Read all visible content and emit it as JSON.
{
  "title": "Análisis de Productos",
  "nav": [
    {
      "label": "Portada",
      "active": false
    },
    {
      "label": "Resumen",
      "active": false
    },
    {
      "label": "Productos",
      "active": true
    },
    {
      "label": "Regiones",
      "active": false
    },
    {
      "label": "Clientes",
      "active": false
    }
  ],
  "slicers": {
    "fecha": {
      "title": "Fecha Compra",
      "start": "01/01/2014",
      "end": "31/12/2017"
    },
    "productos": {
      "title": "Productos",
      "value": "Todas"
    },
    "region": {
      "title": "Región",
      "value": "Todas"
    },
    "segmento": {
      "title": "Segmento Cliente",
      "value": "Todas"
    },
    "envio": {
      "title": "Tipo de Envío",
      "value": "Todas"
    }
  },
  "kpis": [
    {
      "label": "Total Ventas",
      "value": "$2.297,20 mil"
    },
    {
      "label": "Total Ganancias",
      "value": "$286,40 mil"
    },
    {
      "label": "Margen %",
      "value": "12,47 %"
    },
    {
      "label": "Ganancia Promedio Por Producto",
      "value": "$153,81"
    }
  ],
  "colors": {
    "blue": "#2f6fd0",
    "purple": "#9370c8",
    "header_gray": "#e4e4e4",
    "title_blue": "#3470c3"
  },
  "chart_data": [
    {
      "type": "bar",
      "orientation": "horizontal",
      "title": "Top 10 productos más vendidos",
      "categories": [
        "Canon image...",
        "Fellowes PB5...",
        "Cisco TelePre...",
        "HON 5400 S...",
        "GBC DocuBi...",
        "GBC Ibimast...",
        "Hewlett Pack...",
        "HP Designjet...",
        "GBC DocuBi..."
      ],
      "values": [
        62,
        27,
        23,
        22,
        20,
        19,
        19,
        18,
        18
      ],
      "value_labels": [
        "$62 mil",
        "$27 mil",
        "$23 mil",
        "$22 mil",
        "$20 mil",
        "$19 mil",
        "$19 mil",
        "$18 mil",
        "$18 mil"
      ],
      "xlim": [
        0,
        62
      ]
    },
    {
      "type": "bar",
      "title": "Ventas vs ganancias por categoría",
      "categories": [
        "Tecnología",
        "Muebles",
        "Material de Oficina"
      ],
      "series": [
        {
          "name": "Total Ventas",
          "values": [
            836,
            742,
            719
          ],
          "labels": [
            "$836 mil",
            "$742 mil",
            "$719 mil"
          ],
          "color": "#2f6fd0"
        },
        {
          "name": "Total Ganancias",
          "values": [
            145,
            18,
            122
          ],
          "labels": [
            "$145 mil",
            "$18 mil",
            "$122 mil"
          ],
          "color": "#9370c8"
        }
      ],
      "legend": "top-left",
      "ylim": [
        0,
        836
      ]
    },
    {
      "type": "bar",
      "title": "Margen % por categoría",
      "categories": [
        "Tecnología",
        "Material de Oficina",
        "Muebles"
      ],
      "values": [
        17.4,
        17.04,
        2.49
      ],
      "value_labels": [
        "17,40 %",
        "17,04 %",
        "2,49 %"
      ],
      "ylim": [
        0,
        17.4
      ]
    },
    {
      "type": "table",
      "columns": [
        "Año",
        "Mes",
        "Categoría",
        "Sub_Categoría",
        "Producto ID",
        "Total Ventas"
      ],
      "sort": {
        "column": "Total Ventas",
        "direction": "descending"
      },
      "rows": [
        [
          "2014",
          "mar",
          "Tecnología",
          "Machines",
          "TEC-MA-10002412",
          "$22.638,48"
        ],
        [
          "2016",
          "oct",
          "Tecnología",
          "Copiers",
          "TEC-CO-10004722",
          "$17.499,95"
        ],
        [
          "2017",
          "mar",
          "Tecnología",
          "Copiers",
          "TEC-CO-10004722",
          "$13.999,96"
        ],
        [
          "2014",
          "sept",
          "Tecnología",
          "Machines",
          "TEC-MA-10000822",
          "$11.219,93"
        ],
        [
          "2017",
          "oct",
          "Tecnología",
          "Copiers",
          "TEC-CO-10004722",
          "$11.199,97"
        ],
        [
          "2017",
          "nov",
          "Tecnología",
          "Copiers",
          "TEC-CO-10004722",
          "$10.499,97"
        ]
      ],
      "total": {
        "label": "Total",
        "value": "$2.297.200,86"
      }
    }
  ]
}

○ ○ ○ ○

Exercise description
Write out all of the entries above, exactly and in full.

Result for this exercise
Read all visible content and emit it as JSON.
{
  "title": "Análisis de Productos",
  "nav": [
    {
      "label": "Portada",
      "active": false
    },
    {
      "label": "Resumen",
      "active": false
    },
    {
      "label": "Productos",
      "active": true
    },
    {
      "label": "Regiones",
      "active": false
    },
    {
      "label": "Clientes",
      "active": false
    }
  ],
  "slicers": {
    "fecha": {
      "title": "Fecha Compra",
      "start": "01/01/2014",
      "end": "31/12/2017"
    },
    "productos": {
      "title": "Productos",
      "value": "Todas"
    },
    "region": {
      "title": "Región",
      "value": "Todas"
    },
    "segmento": {
      "title": "Segmento Cliente",
      "value": "Todas"
    },
    "envio": {
      "title": "Tipo de Envío",
      "value": "Todas"
    }
  },
  "kpis": [
    {
      "label": "Total Ventas",
      "value": "$2.297,20 mil"
    },
    {
      "label": "Total Ganancias",
      "value": "$286,40 mil"
    },
    {
      "label": "Margen %",
      "value": "12,47 %"
    },
    {
      "label": "Ganancia Promedio Por Producto",
      "value": "$153,81"
    }
  ],
  "colors": {
    "blue": "#2f6fd0",
    "purple": "#9370c8",
    "header_gray": "#e4e4e4",
    "title_blue": "#3470c3"
  },
  "chart_data": [
    {
      "type": "bar",
      "orientation": "horizontal",
      "title": "Top 10 productos más vendidos",
      "categories": [
        "Canon image...",
        "Fellowes PB5...",
        "Cisco TelePre...",
        "HON 5400 S...",
        "GBC DocuBi...",
        "GBC Ibimast...",
        "Hewlett Pack...",
        "HP Designjet...",
        "GBC DocuBi..."
      ],
      "values": [
        62,
        27,
        23,
        22,
        20,
        19,
        19,
        18,
        18
      ],
      "value_labels": [
        "$62 mil",
        "$27 mil",
        "$23 mil",
        "$22 mil",
        "$20 mil",
        "$19 mil",
        "$19 mil",
        "$18 mil",
        "$18 mil"
      ],
      "xlim": [
        0,
        62
      ]
    },
    {
      "type": "bar",
      "title": "Ventas vs ganancias por categoría",
      "categories": [
        "Tecnología",
        "Muebles",
        "Material de Oficina"
      ],
      "series": [
        {
          "name": "Total Ventas",
          "values": [
            836,
            742,
            719
          ],
          "labels": [
            "$836 mil",
            "$742 mil",
            "$719 mil"
          ],
          "color": "#2f6fd0"
        },
        {
          "name": "Total Ganancias",
          "values": [
            145,
            18,
            122
          ],
          "labels": [
            "$145 mil",
            "$18 mil",
            "$122 mil"
          ],
          "color": "#9370c8"
        }
      ],
      "legend": "top-left",
      "ylim": [
        0,
        836
      ]
    },
    {
      "type": "bar",
      "title": "Margen % por categoría",
      "categories": [
        "Tecnología",
        "Material de Oficina",
        "Muebles"
      ],
      "values": [
        17.4,
        17.04,
        2.49
      ],
      "value_labels": [
        "17,40 %",
        "17,04 %",
        "2,49 %"
      ],
      "ylim": [
        0,
        17.4
      ]
    },
    {
      "type": "table",
      "columns": [
        "Año",
        "Mes",
        "Categoría",
        "Sub_Categoría",
        "Producto ID",
        "Total Ventas"
      ],
      "sort": {
        "column": "Total Ventas",
        "direction": "descending"
      },
      "rows": [
        [
          "2014",
          "mar",
          "Tecnología",
          "Machines",
          "TEC-MA-10002412",
          "$22.638,48"
        ],
        [
          "2016",
          "oct",
          "Tecnología",
          "Copiers",
          "TEC-CO-10004722",
          "$17.499,95"
        ],
        [
          "2017",
          "mar",
          "Tecnología",
          "Copiers",
          "TEC-CO-10004722",
          "$13.999,96"
        ],
        [
          "2014",
          "sept",
          "Tecnología",
          "Machines",
          "TEC-MA-10000822",
          "$11.219,93"
        ],
        [
          "2017",
          "oct",
          "Tecnología",
          "Copiers",
          "TEC-CO-10004722",
          "$11.199,97"
        ],
        [
          "2017",
          "nov",
          "Tecnología",
          "Copiers",
          "TEC-CO-10004722",
          "$10.499,97"
        ]
      ],
      "total": {
        "label": "Total",
        "value": "$2.297.200,86"
      }
    }
  ]
}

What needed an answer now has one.